[Opening Raw data section]

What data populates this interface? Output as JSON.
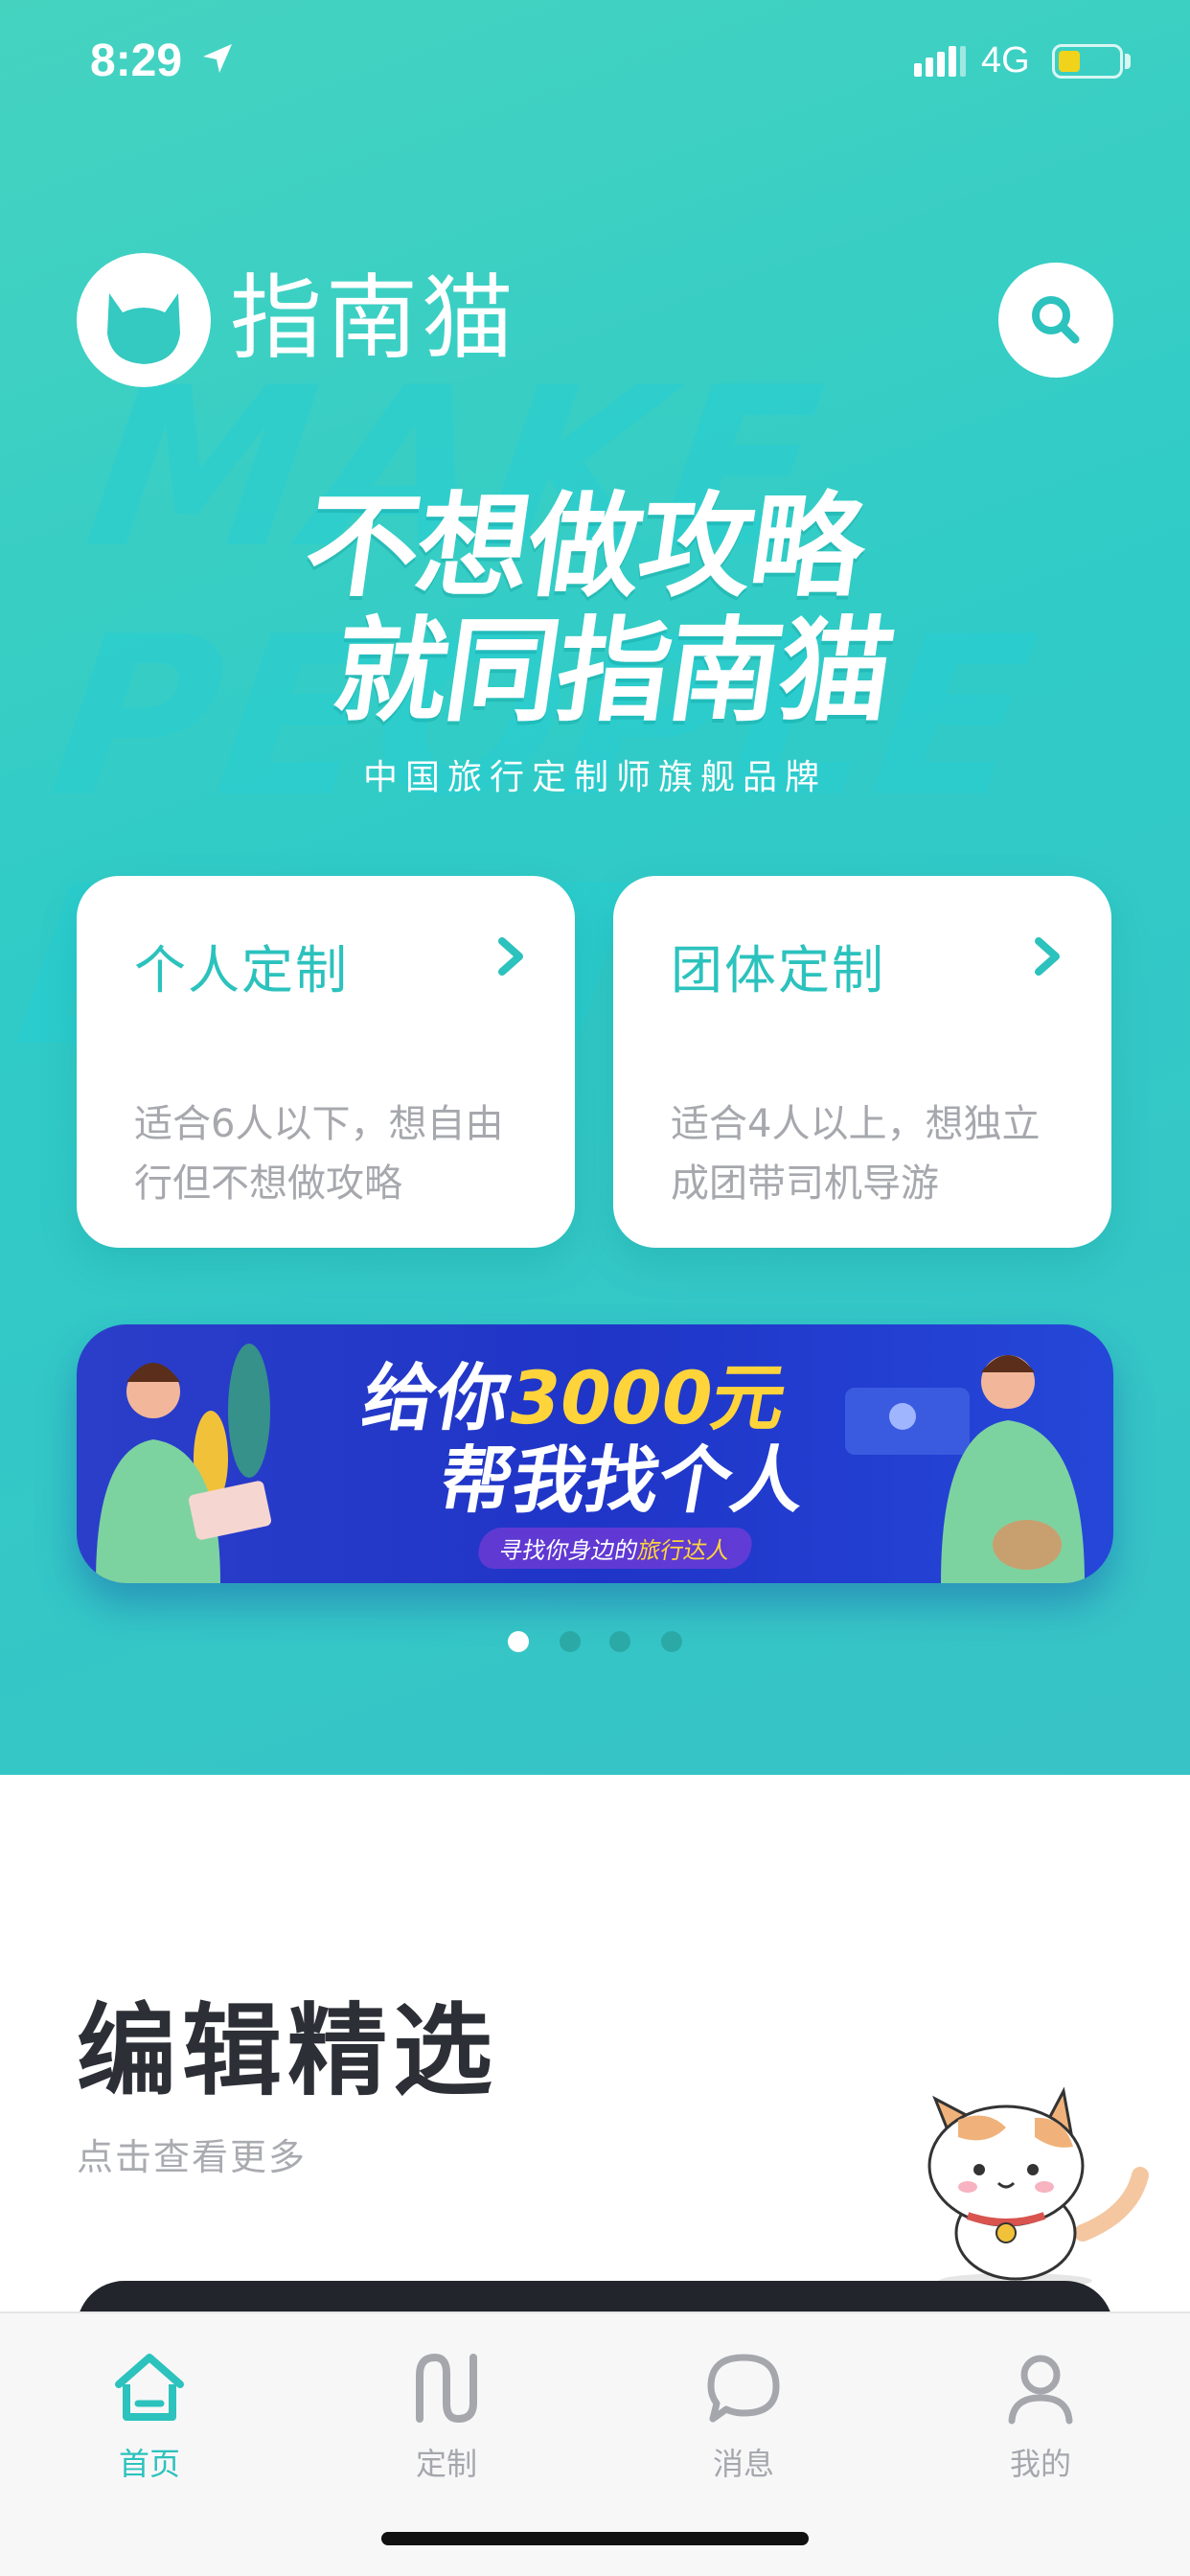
{
  "status_bar": {
    "time": "8:29",
    "network": "4G"
  },
  "header": {
    "app_title": "指南猫"
  },
  "slogan": {
    "line1": "不想做攻略",
    "line2": "就同指南猫",
    "subtitle": "中国旅行定制师旗舰品牌"
  },
  "watermark": "MAKE PEOPLE BETTER",
  "cards": [
    {
      "title": "个人定制",
      "description": "适合6人以下，想自由行但不想做攻略"
    },
    {
      "title": "团体定制",
      "description": "适合4人以上，想独立成团带司机导游"
    }
  ],
  "banner": {
    "line1_prefix": "给你",
    "line1_amount": "3000元",
    "line2": "帮我找个人",
    "sub_prefix": "寻找你身边的",
    "sub_highlight": "旅行达人",
    "page_count": 4,
    "active_page": 1
  },
  "section": {
    "title": "编辑精选",
    "subtitle": "点击查看更多"
  },
  "tabs": [
    {
      "label": "首页",
      "icon": "home-icon",
      "active": true
    },
    {
      "label": "定制",
      "icon": "custom-icon",
      "active": false
    },
    {
      "label": "消息",
      "icon": "message-icon",
      "active": false
    },
    {
      "label": "我的",
      "icon": "profile-icon",
      "active": false
    }
  ],
  "colors": {
    "accent": "#2cc2bd",
    "hero_top": "#45d3c0",
    "banner_bg": "#1f35c8",
    "highlight": "#ffd43a"
  }
}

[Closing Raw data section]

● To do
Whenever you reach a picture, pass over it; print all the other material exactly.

● Reply to the exercise
What data populates this interface? Output as JSON.
{
  "status_bar": {
    "time": "8:29",
    "network": "4G"
  },
  "header": {
    "app_title": "指南猫"
  },
  "slogan": {
    "line1": "不想做攻略",
    "line2": "就同指南猫",
    "subtitle": "中国旅行定制师旗舰品牌"
  },
  "watermark": "MAKE PEOPLE BETTER",
  "cards": [
    {
      "title": "个人定制",
      "description": "适合6人以下，想自由行但不想做攻略"
    },
    {
      "title": "团体定制",
      "description": "适合4人以上，想独立成团带司机导游"
    }
  ],
  "banner": {
    "line1_prefix": "给你",
    "line1_amount": "3000元",
    "line2": "帮我找个人",
    "sub_prefix": "寻找你身边的",
    "sub_highlight": "旅行达人",
    "page_count": 4,
    "active_page": 1
  },
  "section": {
    "title": "编辑精选",
    "subtitle": "点击查看更多"
  },
  "tabs": [
    {
      "label": "首页",
      "icon": "home-icon",
      "active": true
    },
    {
      "label": "定制",
      "icon": "custom-icon",
      "active": false
    },
    {
      "label": "消息",
      "icon": "message-icon",
      "active": false
    },
    {
      "label": "我的",
      "icon": "profile-icon",
      "active": false
    }
  ],
  "colors": {
    "accent": "#2cc2bd",
    "hero_top": "#45d3c0",
    "banner_bg": "#1f35c8",
    "highlight": "#ffd43a"
  }
}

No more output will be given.